    MoU between the EC, the ERA and the European Rail sector Associations concerning the strengthening of cooperation for the management of ERTMS (April 2012)Google Scholar
  17. 17.
    Aguado, M., Jacob, E., Higuero, M., Saiz, P.S., Berbineau, M.: Broadband communication in the high mobility scenario: the WiMAX opportunity (2009)Google Scholar
  18. 18.
    Sauter, M.: From GSM to LTE: An Introduction to Mobile Networks and Mobile Broadband. John Wiley & Sons, Ltd. (2010)Google Scholar
  19. 19.
    Sesia, S., Toufik, I., Baker, M.: LTE, The UMTS Long Term Evolution: From Theory to Practice. Wiley InterScience online books. Wiley (2009)Google Scholar
  20. 20.
    Lee, Y.L., Chuah, T.C., Loo, J., Vinel, A.: Recent advances in radio resource management for heterogeneous LTE/LTE-A networks. IEEE Communications Surveys & Tutorials 16, 2142–2180 (2014)CrossRefGoogle Scholar
  21. 21.
    LTE / SAE - The Future Railway Mobile Radio System? A Future Railway Mobile Radio System v1.1, tech. rep., UIC (2009)Google Scholar
  22. 22.
    Mission Critical Mobile Broadband: Practical standardisation & roadmap considerations, tech. rep., TCCA CCBG (2013)Google Scholar
  23. 23.
    Permanent Reference Document (PRD) IP Multimedia Subsystem (IMS) profile for voice and SMS Version 8.0, tech. rep., GSM Association (GSMA) IR.92 (2014)Google Scholar
  24. 24.
    Fokum, D., Frost, V.: A Survey on Methods for Broadband Internet Access on Trains. IEEE Communications Surveys & Tutorials 12, 171–185 (2010)CrossRefGoogle Scholar
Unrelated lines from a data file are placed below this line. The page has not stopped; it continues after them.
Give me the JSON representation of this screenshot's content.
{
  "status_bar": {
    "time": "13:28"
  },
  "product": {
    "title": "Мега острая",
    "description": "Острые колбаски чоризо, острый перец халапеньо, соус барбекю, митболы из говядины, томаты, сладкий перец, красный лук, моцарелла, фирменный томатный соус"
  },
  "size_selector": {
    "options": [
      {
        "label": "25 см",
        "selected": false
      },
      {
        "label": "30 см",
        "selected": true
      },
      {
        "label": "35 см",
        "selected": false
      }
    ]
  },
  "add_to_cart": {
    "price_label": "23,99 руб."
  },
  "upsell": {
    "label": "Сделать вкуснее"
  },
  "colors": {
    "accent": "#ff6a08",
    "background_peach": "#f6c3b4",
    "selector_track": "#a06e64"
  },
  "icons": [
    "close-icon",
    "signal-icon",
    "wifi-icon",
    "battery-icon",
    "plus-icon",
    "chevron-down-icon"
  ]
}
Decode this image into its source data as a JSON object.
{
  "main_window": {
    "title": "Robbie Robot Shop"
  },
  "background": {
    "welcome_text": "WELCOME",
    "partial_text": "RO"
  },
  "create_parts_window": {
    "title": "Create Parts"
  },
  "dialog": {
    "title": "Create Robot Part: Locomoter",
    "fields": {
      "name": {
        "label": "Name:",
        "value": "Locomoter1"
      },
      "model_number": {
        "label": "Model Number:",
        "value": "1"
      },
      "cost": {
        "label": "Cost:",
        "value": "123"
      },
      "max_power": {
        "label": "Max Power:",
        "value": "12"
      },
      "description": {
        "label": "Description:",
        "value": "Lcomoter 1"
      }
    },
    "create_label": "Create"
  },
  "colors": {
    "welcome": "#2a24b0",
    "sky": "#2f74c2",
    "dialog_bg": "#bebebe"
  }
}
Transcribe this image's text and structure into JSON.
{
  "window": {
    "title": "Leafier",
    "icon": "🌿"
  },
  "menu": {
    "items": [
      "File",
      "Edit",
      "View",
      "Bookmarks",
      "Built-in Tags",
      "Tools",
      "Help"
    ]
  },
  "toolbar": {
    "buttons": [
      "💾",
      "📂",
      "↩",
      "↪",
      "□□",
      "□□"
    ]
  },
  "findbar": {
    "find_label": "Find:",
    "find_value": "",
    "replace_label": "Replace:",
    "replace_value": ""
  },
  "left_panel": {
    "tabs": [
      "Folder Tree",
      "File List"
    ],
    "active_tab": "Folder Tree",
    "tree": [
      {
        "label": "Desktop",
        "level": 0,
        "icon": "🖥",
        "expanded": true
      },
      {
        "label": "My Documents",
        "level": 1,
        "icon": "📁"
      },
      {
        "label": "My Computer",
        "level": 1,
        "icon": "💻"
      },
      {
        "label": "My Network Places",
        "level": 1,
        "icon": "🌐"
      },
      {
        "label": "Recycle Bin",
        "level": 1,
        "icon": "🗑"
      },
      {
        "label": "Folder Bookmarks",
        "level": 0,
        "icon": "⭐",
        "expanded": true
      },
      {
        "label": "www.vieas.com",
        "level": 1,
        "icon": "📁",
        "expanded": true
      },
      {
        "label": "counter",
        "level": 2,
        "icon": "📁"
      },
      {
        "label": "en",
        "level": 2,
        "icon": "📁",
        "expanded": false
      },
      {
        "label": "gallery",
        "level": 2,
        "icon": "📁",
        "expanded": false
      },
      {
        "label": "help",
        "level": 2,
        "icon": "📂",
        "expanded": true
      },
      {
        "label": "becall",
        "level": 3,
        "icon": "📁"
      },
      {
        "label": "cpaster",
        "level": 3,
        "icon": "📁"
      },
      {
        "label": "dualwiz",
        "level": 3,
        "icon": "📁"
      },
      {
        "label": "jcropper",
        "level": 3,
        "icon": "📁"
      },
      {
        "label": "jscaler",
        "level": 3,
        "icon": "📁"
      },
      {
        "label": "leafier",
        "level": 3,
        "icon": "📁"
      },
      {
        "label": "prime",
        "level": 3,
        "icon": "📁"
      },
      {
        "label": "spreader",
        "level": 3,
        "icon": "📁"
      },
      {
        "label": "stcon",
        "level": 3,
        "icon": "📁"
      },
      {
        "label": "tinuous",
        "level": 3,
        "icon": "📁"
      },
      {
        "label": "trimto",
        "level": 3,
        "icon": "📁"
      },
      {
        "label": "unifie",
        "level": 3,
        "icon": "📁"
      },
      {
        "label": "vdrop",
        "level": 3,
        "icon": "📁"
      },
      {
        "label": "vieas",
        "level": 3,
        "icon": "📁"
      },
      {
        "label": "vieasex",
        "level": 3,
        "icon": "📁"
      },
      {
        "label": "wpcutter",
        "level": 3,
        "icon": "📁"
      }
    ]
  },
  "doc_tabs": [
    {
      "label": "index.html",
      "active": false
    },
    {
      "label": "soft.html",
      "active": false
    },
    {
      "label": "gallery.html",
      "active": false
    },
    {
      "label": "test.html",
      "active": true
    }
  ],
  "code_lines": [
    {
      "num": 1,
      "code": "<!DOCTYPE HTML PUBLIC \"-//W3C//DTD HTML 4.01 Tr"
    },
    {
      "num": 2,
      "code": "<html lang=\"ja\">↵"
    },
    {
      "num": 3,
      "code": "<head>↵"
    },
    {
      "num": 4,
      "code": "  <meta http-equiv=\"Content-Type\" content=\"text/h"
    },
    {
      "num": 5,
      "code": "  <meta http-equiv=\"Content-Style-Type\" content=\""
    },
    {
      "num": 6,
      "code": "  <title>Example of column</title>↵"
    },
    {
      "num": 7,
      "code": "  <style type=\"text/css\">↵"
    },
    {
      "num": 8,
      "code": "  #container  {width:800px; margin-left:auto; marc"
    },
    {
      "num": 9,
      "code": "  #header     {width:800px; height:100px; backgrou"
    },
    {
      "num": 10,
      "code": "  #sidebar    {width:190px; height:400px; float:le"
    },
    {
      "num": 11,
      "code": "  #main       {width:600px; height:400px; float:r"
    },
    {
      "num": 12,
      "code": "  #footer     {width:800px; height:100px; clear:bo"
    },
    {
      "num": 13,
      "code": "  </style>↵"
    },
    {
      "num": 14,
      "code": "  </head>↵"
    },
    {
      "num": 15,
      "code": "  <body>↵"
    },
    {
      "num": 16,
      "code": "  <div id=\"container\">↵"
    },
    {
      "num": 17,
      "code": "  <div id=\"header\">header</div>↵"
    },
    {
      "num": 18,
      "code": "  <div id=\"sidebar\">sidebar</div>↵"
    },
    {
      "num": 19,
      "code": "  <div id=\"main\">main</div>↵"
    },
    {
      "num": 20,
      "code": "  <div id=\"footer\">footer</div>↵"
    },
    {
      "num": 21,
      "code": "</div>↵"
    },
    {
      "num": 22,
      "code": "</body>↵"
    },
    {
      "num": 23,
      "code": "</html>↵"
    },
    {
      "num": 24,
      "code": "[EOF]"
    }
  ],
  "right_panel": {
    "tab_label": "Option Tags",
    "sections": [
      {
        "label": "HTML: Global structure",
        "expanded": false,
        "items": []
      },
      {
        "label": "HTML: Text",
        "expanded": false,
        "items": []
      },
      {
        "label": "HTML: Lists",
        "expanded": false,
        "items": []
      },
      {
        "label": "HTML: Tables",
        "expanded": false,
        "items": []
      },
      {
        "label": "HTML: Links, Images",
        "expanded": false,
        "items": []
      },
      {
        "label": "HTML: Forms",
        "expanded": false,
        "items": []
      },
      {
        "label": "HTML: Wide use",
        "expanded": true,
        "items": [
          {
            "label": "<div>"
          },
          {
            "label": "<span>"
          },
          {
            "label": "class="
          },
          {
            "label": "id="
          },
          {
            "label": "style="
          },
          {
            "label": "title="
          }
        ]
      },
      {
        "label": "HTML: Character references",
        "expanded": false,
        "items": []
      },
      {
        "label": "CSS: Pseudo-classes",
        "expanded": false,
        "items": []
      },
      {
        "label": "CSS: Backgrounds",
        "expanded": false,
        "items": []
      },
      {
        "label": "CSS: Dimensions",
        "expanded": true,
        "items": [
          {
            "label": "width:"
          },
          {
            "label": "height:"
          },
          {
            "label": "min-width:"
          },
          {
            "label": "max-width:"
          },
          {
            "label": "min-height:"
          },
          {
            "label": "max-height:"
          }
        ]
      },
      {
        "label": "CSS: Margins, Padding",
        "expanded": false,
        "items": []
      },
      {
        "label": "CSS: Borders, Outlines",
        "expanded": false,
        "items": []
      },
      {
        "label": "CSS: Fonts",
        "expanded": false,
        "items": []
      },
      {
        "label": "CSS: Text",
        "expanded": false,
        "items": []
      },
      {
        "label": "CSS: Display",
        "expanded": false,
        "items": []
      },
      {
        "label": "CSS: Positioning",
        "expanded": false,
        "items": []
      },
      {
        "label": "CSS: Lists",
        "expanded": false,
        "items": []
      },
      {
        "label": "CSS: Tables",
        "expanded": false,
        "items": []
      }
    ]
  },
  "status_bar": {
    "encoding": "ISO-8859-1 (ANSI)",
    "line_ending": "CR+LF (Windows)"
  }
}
Copyright information

© Springer International Publishing Switzerland 2015

Authors and Affiliations

  • Paula Fraga-Lamas
    • 1
  • José Rodríguez-Piñeiro
    • 1
  • José A. García-Naya
    • 1
  • Luis Castedo
    • 1
  1. 1.Department of Electronics and SystemsUniversity of A CoruñaA CoruñaSpain

Personalised recommendations